● DATASET RECORDS
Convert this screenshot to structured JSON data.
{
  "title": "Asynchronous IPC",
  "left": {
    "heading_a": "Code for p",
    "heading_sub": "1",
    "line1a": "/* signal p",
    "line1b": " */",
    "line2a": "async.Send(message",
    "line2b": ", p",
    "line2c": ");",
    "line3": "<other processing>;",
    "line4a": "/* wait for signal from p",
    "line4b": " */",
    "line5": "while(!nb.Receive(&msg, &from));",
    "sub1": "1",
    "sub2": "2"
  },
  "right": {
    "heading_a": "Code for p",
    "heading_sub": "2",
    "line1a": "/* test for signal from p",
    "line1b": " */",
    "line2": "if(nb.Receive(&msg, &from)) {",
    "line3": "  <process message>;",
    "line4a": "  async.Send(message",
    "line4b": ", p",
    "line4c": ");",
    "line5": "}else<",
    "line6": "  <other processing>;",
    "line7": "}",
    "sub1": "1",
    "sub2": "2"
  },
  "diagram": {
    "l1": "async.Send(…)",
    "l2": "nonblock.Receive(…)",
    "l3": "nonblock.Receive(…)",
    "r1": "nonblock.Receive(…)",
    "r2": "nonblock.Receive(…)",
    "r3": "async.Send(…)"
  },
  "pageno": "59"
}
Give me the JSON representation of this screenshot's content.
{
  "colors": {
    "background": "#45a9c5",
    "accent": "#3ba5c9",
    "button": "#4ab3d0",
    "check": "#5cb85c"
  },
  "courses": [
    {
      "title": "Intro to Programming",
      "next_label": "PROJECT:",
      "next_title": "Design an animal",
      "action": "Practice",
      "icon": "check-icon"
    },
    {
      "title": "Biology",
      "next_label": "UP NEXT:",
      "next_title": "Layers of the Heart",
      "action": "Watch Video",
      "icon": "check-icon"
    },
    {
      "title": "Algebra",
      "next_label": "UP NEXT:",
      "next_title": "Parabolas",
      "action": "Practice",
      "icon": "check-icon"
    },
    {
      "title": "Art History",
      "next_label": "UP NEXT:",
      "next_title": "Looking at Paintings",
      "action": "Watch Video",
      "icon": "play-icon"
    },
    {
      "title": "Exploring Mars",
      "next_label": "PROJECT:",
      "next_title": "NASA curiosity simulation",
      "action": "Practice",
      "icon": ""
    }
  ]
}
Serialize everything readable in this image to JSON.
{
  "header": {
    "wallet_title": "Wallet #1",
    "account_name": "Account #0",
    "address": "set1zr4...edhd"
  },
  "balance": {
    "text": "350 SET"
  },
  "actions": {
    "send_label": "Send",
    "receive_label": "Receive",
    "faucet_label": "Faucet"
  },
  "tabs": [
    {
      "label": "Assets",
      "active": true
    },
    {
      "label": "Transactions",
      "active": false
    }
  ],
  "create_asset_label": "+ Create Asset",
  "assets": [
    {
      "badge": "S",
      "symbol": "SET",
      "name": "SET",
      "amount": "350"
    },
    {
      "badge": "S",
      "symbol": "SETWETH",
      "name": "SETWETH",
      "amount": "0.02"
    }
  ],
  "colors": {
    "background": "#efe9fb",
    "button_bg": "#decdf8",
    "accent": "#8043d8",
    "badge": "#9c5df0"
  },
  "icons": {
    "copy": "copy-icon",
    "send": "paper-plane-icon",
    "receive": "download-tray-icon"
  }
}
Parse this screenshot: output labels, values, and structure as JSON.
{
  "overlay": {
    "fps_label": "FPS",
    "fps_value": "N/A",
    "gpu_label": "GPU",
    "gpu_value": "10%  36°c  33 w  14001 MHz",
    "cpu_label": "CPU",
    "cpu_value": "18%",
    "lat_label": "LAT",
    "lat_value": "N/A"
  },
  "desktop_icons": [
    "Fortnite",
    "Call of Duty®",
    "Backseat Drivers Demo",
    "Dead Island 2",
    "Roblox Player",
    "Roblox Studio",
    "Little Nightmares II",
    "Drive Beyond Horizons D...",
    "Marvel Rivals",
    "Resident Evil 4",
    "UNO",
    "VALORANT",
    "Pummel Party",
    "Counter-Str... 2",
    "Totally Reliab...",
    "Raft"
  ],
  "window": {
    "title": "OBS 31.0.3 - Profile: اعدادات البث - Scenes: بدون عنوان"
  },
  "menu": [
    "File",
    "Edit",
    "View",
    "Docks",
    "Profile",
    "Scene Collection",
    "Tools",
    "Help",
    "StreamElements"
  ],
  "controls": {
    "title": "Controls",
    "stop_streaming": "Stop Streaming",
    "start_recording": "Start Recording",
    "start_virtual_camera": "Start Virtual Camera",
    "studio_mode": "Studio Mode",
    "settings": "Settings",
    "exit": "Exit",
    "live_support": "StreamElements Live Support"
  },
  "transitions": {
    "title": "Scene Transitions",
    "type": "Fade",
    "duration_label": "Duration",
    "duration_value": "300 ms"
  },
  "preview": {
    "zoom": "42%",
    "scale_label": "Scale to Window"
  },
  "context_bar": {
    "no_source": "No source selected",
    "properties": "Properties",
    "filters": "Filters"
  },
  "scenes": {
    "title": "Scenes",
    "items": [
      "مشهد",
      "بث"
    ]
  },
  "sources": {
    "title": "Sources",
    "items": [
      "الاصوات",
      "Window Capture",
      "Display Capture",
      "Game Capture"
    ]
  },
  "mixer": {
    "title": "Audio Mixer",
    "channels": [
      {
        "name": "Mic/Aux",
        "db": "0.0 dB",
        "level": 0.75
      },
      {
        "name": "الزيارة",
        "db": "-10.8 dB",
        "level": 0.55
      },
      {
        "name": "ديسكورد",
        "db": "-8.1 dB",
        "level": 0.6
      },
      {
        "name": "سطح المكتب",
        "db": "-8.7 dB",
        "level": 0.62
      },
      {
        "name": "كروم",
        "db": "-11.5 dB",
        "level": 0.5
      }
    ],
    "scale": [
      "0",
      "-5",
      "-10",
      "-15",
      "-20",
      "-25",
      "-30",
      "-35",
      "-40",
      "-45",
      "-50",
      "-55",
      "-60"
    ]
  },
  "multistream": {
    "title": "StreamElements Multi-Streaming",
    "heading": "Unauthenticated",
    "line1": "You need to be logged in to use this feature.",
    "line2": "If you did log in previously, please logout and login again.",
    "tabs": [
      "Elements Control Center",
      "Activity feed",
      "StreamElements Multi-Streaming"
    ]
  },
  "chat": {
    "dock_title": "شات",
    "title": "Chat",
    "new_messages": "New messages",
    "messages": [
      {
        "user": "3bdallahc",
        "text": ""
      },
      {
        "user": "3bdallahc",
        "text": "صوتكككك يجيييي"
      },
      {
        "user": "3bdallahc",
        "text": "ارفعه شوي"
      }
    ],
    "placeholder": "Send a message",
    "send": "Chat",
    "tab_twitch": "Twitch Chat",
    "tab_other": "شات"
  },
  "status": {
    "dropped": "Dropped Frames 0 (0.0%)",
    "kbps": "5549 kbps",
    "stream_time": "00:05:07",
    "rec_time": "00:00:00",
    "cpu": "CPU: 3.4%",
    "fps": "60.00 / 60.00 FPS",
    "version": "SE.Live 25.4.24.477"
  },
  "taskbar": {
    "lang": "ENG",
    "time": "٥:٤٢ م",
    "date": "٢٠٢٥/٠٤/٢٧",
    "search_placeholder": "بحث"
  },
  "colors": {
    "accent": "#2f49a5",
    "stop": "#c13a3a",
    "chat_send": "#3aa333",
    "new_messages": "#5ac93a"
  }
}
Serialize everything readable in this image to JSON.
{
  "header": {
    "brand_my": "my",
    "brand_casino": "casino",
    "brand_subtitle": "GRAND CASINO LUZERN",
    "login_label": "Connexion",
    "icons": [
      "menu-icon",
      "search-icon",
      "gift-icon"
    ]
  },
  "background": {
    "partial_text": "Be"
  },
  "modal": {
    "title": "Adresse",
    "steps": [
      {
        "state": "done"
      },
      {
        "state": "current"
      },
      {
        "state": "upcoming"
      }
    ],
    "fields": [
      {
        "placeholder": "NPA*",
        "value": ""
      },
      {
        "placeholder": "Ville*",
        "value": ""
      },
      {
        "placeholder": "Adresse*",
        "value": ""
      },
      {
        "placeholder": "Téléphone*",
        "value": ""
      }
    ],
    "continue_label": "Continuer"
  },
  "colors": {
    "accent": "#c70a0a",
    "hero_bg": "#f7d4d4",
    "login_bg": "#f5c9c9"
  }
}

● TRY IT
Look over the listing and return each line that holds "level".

● ANSWER FOR THE TASK
        "level": 0.75
        "level": 0.55
        "level": 0.6
        "level": 0.62
        "level": 0.5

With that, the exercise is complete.